- **The task**
Each line below needs to be restated word for word.
Data section start
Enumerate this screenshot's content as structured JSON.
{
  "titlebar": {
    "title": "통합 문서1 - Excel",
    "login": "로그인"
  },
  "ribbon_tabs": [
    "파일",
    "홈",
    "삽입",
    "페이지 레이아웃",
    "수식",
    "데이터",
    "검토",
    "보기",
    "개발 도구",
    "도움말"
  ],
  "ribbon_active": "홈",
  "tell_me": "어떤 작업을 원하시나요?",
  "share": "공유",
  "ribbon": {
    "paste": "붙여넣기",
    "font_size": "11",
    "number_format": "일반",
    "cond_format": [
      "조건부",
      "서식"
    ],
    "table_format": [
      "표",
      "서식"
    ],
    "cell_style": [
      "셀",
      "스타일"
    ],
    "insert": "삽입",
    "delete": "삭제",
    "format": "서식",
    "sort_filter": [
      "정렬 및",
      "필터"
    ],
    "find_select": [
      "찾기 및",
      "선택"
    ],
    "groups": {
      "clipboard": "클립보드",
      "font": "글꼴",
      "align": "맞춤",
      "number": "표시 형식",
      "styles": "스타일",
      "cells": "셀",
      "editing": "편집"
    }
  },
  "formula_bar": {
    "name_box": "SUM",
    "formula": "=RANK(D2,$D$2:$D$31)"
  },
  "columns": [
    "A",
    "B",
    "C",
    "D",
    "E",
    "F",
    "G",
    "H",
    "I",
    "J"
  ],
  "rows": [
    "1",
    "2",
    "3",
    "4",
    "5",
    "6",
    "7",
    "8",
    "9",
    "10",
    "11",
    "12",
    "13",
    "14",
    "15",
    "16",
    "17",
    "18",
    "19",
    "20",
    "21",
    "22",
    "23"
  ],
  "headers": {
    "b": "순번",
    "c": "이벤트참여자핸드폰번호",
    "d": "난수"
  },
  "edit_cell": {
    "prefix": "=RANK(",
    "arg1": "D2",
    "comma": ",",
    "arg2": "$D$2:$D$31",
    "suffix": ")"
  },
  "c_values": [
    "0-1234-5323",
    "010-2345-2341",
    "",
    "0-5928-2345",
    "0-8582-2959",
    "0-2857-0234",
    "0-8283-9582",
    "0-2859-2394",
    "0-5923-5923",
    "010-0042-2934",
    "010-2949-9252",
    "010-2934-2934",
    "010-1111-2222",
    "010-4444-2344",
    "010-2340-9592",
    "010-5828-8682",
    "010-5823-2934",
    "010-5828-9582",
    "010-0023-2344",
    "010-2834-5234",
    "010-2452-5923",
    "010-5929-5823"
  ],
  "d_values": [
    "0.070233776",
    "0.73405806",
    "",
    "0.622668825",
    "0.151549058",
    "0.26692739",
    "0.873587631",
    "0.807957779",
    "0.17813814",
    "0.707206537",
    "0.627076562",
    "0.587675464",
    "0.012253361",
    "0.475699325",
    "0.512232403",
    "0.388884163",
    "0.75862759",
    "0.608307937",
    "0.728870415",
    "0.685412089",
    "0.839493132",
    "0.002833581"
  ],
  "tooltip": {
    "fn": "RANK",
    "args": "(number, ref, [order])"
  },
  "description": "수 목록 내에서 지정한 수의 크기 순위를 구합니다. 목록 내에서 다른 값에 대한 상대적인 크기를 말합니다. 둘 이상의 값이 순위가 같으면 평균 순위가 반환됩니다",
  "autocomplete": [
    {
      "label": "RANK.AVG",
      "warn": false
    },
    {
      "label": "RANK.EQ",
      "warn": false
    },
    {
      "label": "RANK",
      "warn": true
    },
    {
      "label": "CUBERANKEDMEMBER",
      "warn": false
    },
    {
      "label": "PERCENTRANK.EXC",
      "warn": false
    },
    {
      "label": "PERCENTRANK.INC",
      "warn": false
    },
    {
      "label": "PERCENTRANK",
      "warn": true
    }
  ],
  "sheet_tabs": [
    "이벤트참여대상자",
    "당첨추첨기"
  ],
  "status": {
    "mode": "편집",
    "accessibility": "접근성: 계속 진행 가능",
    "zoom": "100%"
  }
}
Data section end
- **Solved problem**
Enumerate this screenshot's content as structured JSON.
{
  "titlebar": {
    "title": "통합 문서1 - Excel",
    "login": "로그인"
  },
  "ribbon_tabs": [
    "파일",
    "홈",
    "삽입",
    "페이지 레이아웃",
    "수식",
    "데이터",
    "검토",
    "보기",
    "개발 도구",
    "도움말"
  ],
  "ribbon_active": "홈",
  "tell_me": "어떤 작업을 원하시나요?",
  "share": "공유",
  "ribbon": {
    "paste": "붙여넣기",
    "font_size": "11",
    "number_format": "일반",
    "cond_format": [
      "조건부",
      "서식"
    ],
    "table_format": [
      "표",
      "서식"
    ],
    "cell_style": [
      "셀",
      "스타일"
    ],
    "insert": "삽입",
    "delete": "삭제",
    "format": "서식",
    "sort_filter": [
      "정렬 및",
      "필터"
    ],
    "find_select": [
      "찾기 및",
      "선택"
    ],
    "groups": {
      "clipboard": "클립보드",
      "font": "글꼴",
      "align": "맞춤",
      "number": "표시 형식",
      "styles": "스타일",
      "cells": "셀",
      "editing": "편집"
    }
  },
  "formula_bar": {
    "name_box": "SUM",
    "formula": "=RANK(D2,$D$2:$D$31)"
  },
  "columns": [
    "A",
    "B",
    "C",
    "D",
    "E",
    "F",
    "G",
    "H",
    "I",
    "J"
  ],
  "rows": [
    "1",
    "2",
    "3",
    "4",
    "5",
    "6",
    "7",
    "8",
    "9",
    "10",
    "11",
    "12",
    "13",
    "14",
    "15",
    "16",
    "17",
    "18",
    "19",
    "20",
    "21",
    "22",
    "23"
  ],
  "headers": {
    "b": "순번",
    "c": "이벤트참여자핸드폰번호",
    "d": "난수"
  },
  "edit_cell": {
    "prefix": "=RANK(",
    "arg1": "D2",
    "comma": ",",
    "arg2": "$D$2:$D$31",
    "suffix": ")"
  },
  "c_values": [
    "0-1234-5323",
    "010-2345-2341",
    "",
    "0-5928-2345",
    "0-8582-2959",
    "0-2857-0234",
    "0-8283-9582",
    "0-2859-2394",
    "0-5923-5923",
    "010-0042-2934",
    "010-2949-9252",
    "010-2934-2934",
    "010-1111-2222",
    "010-4444-2344",
    "010-2340-9592",
    "010-5828-8682",
    "010-5823-2934",
    "010-5828-9582",
    "010-0023-2344",
    "010-2834-5234",
    "010-2452-5923",
    "010-5929-5823"
  ],
  "d_values": [
    "0.070233776",
    "0.73405806",
    "",
    "0.622668825",
    "0.151549058",
    "0.26692739",
    "0.873587631",
    "0.807957779",
    "0.17813814",
    "0.707206537",
    "0.627076562",
    "0.587675464",
    "0.012253361",
    "0.475699325",
    "0.512232403",
    "0.388884163",
    "0.75862759",
    "0.608307937",
    "0.728870415",
    "0.685412089",
    "0.839493132",
    "0.002833581"
  ],
  "tooltip": {
    "fn": "RANK",
    "args": "(number, ref, [order])"
  },
  "description": "수 목록 내에서 지정한 수의 크기 순위를 구합니다. 목록 내에서 다른 값에 대한 상대적인 크기를 말합니다. 둘 이상의 값이 순위가 같으면 평균 순위가 반환됩니다",
  "autocomplete": [
    {
      "label": "RANK.AVG",
      "warn": false
    },
    {
      "label": "RANK.EQ",
      "warn": false
    },
    {
      "label": "RANK",
      "warn": true
    },
    {
      "label": "CUBERANKEDMEMBER",
      "warn": false
    },
    {
      "label": "PERCENTRANK.EXC",
      "warn": false
    },
    {
      "label": "PERCENTRANK.INC",
      "warn": false
    },
    {
      "label": "PERCENTRANK",
      "warn": true
    }
  ],
  "sheet_tabs": [
    "이벤트참여대상자",
    "당첨추첨기"
  ],
  "status": {
    "mode": "편집",
    "accessibility": "접근성: 계속 진행 가능",
    "zoom": "100%"
  }
}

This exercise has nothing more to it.